Beyond obscuring labor, the switch to digital has reprogrammed our discovery and consumption of music. Despite the seemingly unprecedented supply of music, Krukowski suggests that internet companies, like Spotify and Amazon, “are replacing the freedom and chaos of the internet at large, with the control and predictability of their programs.” In other words, they generally provide access to art that we are or would be comfortable with, and they otherwise restrict or obscure alternatives. “When you go into a bookstore, or record store, or library—any physical space devoted to information,” Krukowski writes, “you enter another world . . . But when you open a browser—it’s an irony that’s the word, isn’t it?—that relationship to information is reversed. It conforms to you.”

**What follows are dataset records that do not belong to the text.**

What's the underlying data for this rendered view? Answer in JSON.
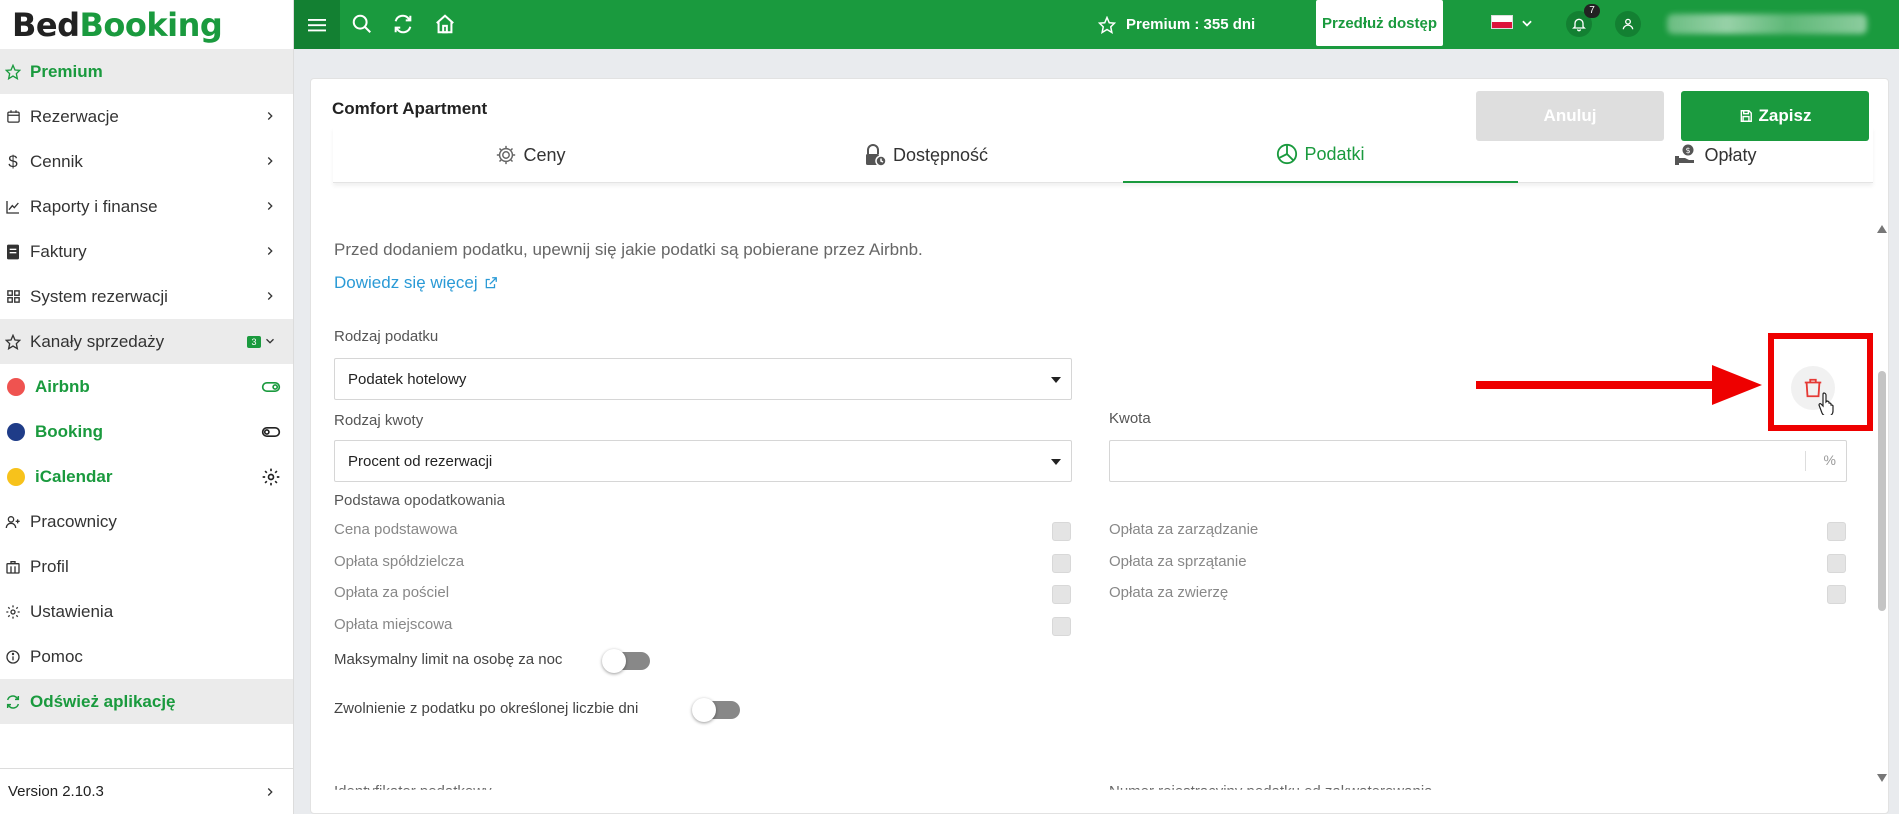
{
  "app": {
    "logo_part1": "Bed",
    "logo_part2": "Booking",
    "version": "Version 2.10.3"
  },
  "sidebar": {
    "premium": "Premium",
    "items": [
      {
        "label": "Rezerwacje"
      },
      {
        "label": "Cennik"
      },
      {
        "label": "Raporty i finanse"
      },
      {
        "label": "Faktury"
      },
      {
        "label": "System rezerwacji"
      }
    ],
    "channels": {
      "label": "Kanały sprzedaży",
      "badge": "3"
    },
    "channel_items": [
      {
        "label": "Airbnb",
        "color": "#ef5350"
      },
      {
        "label": "Booking",
        "color": "#1f3c88"
      },
      {
        "label": "iCalendar",
        "color": "#f7c21b"
      }
    ],
    "items2": [
      {
        "label": "Pracownicy"
      },
      {
        "label": "Profil"
      },
      {
        "label": "Ustawienia"
      },
      {
        "label": "Pomoc"
      }
    ],
    "refresh": "Odśwież aplikację"
  },
  "topbar": {
    "premium_status": "Premium : 355 dni",
    "extend_button": "Przedłuż dostęp",
    "notification_count": "7"
  },
  "card": {
    "title": "Comfort Apartment",
    "cancel": "Anuluj",
    "save": "Zapisz",
    "tabs": [
      "Ceny",
      "Dostępność",
      "Podatki",
      "Opłaty"
    ],
    "active_tab": "Podatki"
  },
  "form": {
    "info_text": "Przed dodaniem podatku, upewnij się jakie podatki są pobierane przez Airbnb.",
    "learn_more": "Dowiedz się więcej",
    "tax_type_label": "Rodzaj podatku",
    "tax_type_value": "Podatek hotelowy",
    "amount_type_label": "Rodzaj kwoty",
    "amount_type_value": "Procent od rezerwacji",
    "amount_label": "Kwota",
    "amount_unit": "%",
    "basis_label": "Podstawa opodatkowania",
    "basis_left": [
      "Cena podstawowa",
      "Opłata spółdzielcza",
      "Opłata za pościel",
      "Opłata miejscowa"
    ],
    "basis_right": [
      "Opłata za zarządzanie",
      "Opłata za sprzątanie",
      "Opłata za zwierzę"
    ],
    "max_limit_label": "Maksymalny limit na osobę za noc",
    "exemption_label": "Zwolnienie z podatku po określonej liczbie dni",
    "bottom_left_label": "Identyfikator podatkowy",
    "bottom_right_label": "Numer rejestracyjny podatku od zakwaterowania"
  },
  "colors": {
    "brand": "#1a9a3e",
    "annotation": "#ee0000",
    "delete": "#e53935"
  }
}
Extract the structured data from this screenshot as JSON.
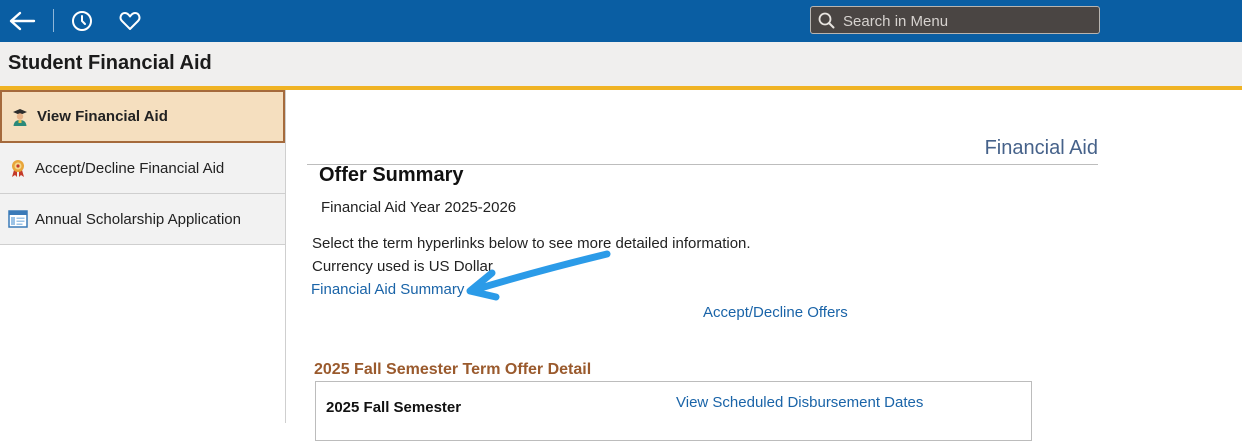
{
  "header": {
    "back_icon": "back-arrow-icon",
    "history_icon": "history-icon",
    "favorites_icon": "heart-icon",
    "search_placeholder": "Search in Menu",
    "search_icon": "search-icon"
  },
  "page_title": "Student Financial Aid",
  "sidebar": {
    "items": [
      {
        "label": "View Financial Aid",
        "icon": "student-graduate-icon",
        "active": true
      },
      {
        "label": "Accept/Decline Financial Aid",
        "icon": "award-ribbon-icon",
        "active": false
      },
      {
        "label": "Annual Scholarship Application",
        "icon": "application-window-icon",
        "active": false
      }
    ]
  },
  "main": {
    "section_title": "Financial Aid",
    "offer_summary_heading": "Offer Summary",
    "aid_year": "Financial Aid Year 2025-2026",
    "instruction": "Select the term hyperlinks below to see more detailed information.",
    "currency": "Currency used is US Dollar",
    "financial_aid_summary_link": "Financial Aid Summary",
    "accept_decline_link": "Accept/Decline Offers",
    "term_offer_heading": "2025 Fall Semester Term Offer Detail",
    "term": {
      "name": "2025 Fall Semester",
      "disbursement_link": "View Scheduled Disbursement Dates"
    }
  },
  "colors": {
    "banner": "#0a5ea3",
    "accent": "#f0b323",
    "link": "#1a64a8",
    "term_heading": "#9a5a2d",
    "annotation_arrow": "#2b9be8"
  }
}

In the mode of Berger, the delineation of each of these changes speaks not just to sound—its distribution and quality—but also to its broader political and economic context. The book is divided into sections on time, space, love, money, power, and “signal and noise.” The last of these is a term both recording engineers and doctors use, with “signal” denoting the sounds we are directly aware of (a podcaster’s voice, a guitar solo) and noise referring to everything else (cars in the street, a refrigerator hum, an adjacent conversation). In the book’s introduction, Krukowski sets his premise by noting, “we don’t seem to be listening to each other very well right now in the world. Our voices carry further than they ever did before, thanks to digital media. But how are they being heard?” It’s an echo, in its way, of the common complaint about the superabundance of content.
The book’s strength—and, only occasionally, its weakness—rests in how much it relies on the study of sound as almost a foil for more obviously materialist or sociological criticism of tech monopolies. Still, it’s a radical gesture, asserting that we cannot uncouple sound from the economies and environments in which it is produced. In this respect, Ways of Hearing poses a compelling counternarrative to typical tech criticism: instead of glibly lamenting how digital life destroys intimacy, Krukowski asks listeners to pay attention to both the sonic as well as the political qualities of sound. Krukowski makes us consider sound—what we hear, what we don’t, how, and why—as a means of listening but also, perhaps, of resisting.